External recruitment External recruitment occurs when candidates are recruited from outside of the organisation. Increases the talent available and increases the number of applicants. However, higher recruitment costs and may upset overlooked internal candidates.
Psychometric testing Involves a mixture of the following; 1. Aptitude – measures the ability to develop skills and acquire knowledge 2. Attainment – measuring levels of understanding e.g. maths 3. Personality – measuring aspects of a candidate’s behaviour
Alec Rodger’s Seven Point Plan The 7 Point Plan for carrying out selection interviews: Physical make-up – appearance Attainments – education Intelligence – ability to evaluate Aptitudes – special skills Interests – active Disposition – maturity Circumstances – availability
Costs of Recruitment 1.Time drawing up job descriptions and person specifications (if these do not already exist) 2.Placing advertisements in newspapers or journals 3. Fees paid to a recruitment consultancy
Costs of Training 1. Productivity time lost by employee receiving training 2. Productivity time lost by a second employee if training is provided in house 3. Fees paid to an external training provider plus employees travel costs
Costs of Selection 1. Managers time shortlisting and interviewing 2. Candidate expenses if reimbursed for interviews 3. Fees paid to assessment centres
Training The process of equipping employees with the skills and knowledge necessary to carry out their job effectively
On-the–job training Employee learns in the workplace from experienced employees. Supervisor coaches the worker through the job stage by stage. Experienced worker may also demonstrate how the work is to be carried out
Off-the–job training Any form of education that takes place outside of the workplace. Can involve sending workers away or having training in the same building but away from where they will be working. Likely to be more for general skills rather than job specific
Induction Training Introductory training for employees new to an organisation
Decentralisation Widespread delegation/ passing of power down to lower levels in the hierarchy for decision-making

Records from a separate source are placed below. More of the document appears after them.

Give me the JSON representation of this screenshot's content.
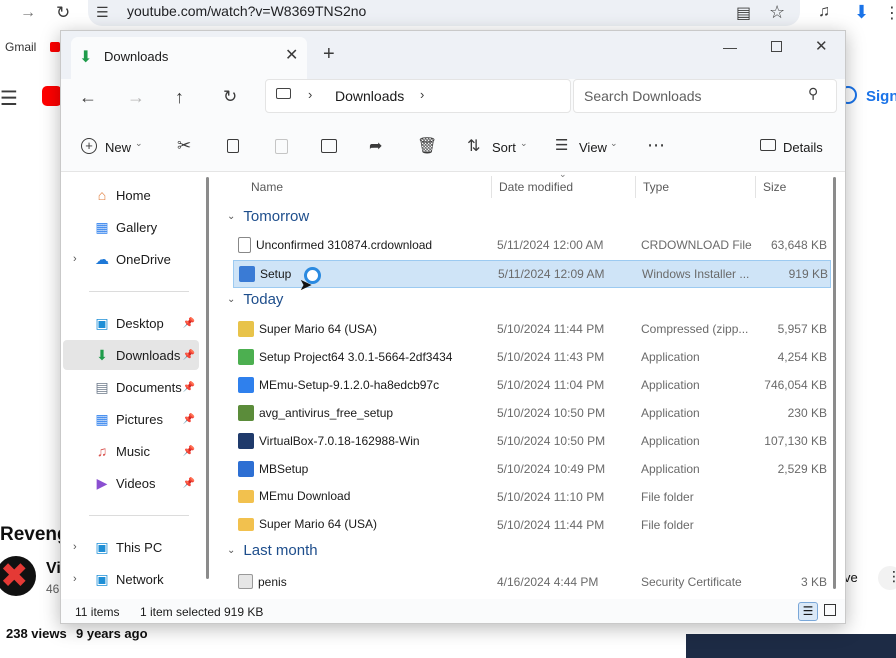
{
  "browser": {
    "url": "youtube.com/watch?v=W8369TNS2no",
    "bookmark_gmail": "Gmail",
    "sign_in": "Sign",
    "video_title_fragment": "Reveng",
    "channel_fragment": "Vi",
    "subs_fragment": "46",
    "views": "238 views",
    "age": "9 years ago",
    "save_fragment": "ve"
  },
  "explorer": {
    "tab_title": "Downloads",
    "address_crumb": "Downloads",
    "search_placeholder": "Search Downloads",
    "toolbar": {
      "new": "New",
      "sort": "Sort",
      "view": "View",
      "details": "Details"
    },
    "sidebar": [
      {
        "label": "Home",
        "icon": "home-icon"
      },
      {
        "label": "Gallery",
        "icon": "gallery-icon"
      },
      {
        "label": "OneDrive",
        "icon": "cloud-icon"
      },
      {
        "label": "Desktop",
        "icon": "desktop-icon"
      },
      {
        "label": "Downloads",
        "icon": "download-icon"
      },
      {
        "label": "Documents",
        "icon": "documents-icon"
      },
      {
        "label": "Pictures",
        "icon": "pictures-icon"
      },
      {
        "label": "Music",
        "icon": "music-icon"
      },
      {
        "label": "Videos",
        "icon": "videos-icon"
      },
      {
        "label": "This PC",
        "icon": "pc-icon"
      },
      {
        "label": "Network",
        "icon": "network-icon"
      }
    ],
    "columns": {
      "name": "Name",
      "date": "Date modified",
      "type": "Type",
      "size": "Size"
    },
    "groups": {
      "tomorrow": "Tomorrow",
      "today": "Today",
      "last_month": "Last month"
    },
    "files_tomorrow": [
      {
        "name": "Unconfirmed 310874.crdownload",
        "date": "5/11/2024 12:00 AM",
        "type": "CRDOWNLOAD File",
        "size": "63,648 KB",
        "color": "#ffffff"
      },
      {
        "name": "Setup",
        "date": "5/11/2024 12:09 AM",
        "type": "Windows Installer ...",
        "size": "919 KB",
        "color": "#3a7bd5"
      }
    ],
    "files_today": [
      {
        "name": "Super Mario 64 (USA)",
        "date": "5/10/2024 11:44 PM",
        "type": "Compressed (zipp...",
        "size": "5,957 KB",
        "color": "#e8c34a"
      },
      {
        "name": "Setup Project64 3.0.1-5664-2df3434",
        "date": "5/10/2024 11:43 PM",
        "type": "Application",
        "size": "4,254 KB",
        "color": "#4caf50"
      },
      {
        "name": "MEmu-Setup-9.1.2.0-ha8edcb97c",
        "date": "5/10/2024 11:04 PM",
        "type": "Application",
        "size": "746,054 KB",
        "color": "#2f80ed"
      },
      {
        "name": "avg_antivirus_free_setup",
        "date": "5/10/2024 10:50 PM",
        "type": "Application",
        "size": "230 KB",
        "color": "#5b8c3a"
      },
      {
        "name": "VirtualBox-7.0.18-162988-Win",
        "date": "5/10/2024 10:50 PM",
        "type": "Application",
        "size": "107,130 KB",
        "color": "#1f3a6b"
      },
      {
        "name": "MBSetup",
        "date": "5/10/2024 10:49 PM",
        "type": "Application",
        "size": "2,529 KB",
        "color": "#2d6fd3"
      },
      {
        "name": "MEmu Download",
        "date": "5/10/2024 11:10 PM",
        "type": "File folder",
        "size": "",
        "color": "#f2c14e"
      },
      {
        "name": "Super Mario 64 (USA)",
        "date": "5/10/2024 11:44 PM",
        "type": "File folder",
        "size": "",
        "color": "#f2c14e"
      }
    ],
    "files_last_month": [
      {
        "name": "penis",
        "date": "4/16/2024 4:44 PM",
        "type": "Security Certificate",
        "size": "3 KB",
        "color": "#e6e6e6"
      }
    ],
    "status": {
      "items": "11 items",
      "selected": "1 item selected",
      "size": "919 KB"
    }
  }
}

Delayering The removal of one or more layers from a hierarchy. The removal of middle managers.
Centralisation Centralisation means that only the top levels of the hierarchy have the authority to make decisions
Organisational Structure The way in which a business is arranged to carry out its activities Can be shown in an organisation chart
Hierarchy The structure of the workforce within an organisation showing who is accountable to whom
Tall and Thin structures This occurs where each superior is responsible for a few subordinates. This allows for closer supervision and communication between the two levels
Wide and Flat Structures This means that each superior is responsible for a large number of subordinates. This requires greater delegation but fewer levels allowing for quicker communication through the firm
Chain of command The way authority and power is passed down the levels of hierarchy. The longer the chain of command the slower communication and potentially decision making
Span of control Shows the number of subordinates that a manager or supervisor is directly responsible for
Wide Span of Control If a manager has many subordinates. A wide span of control offers greater decision making authority for subordinates
Narrow Span of Control If they have few subordinates. Narrow span of control allows tight supervision and close control
A matrix structure A structure where teams are put together from different functional areas to work on specific projects
Created by: durquhart1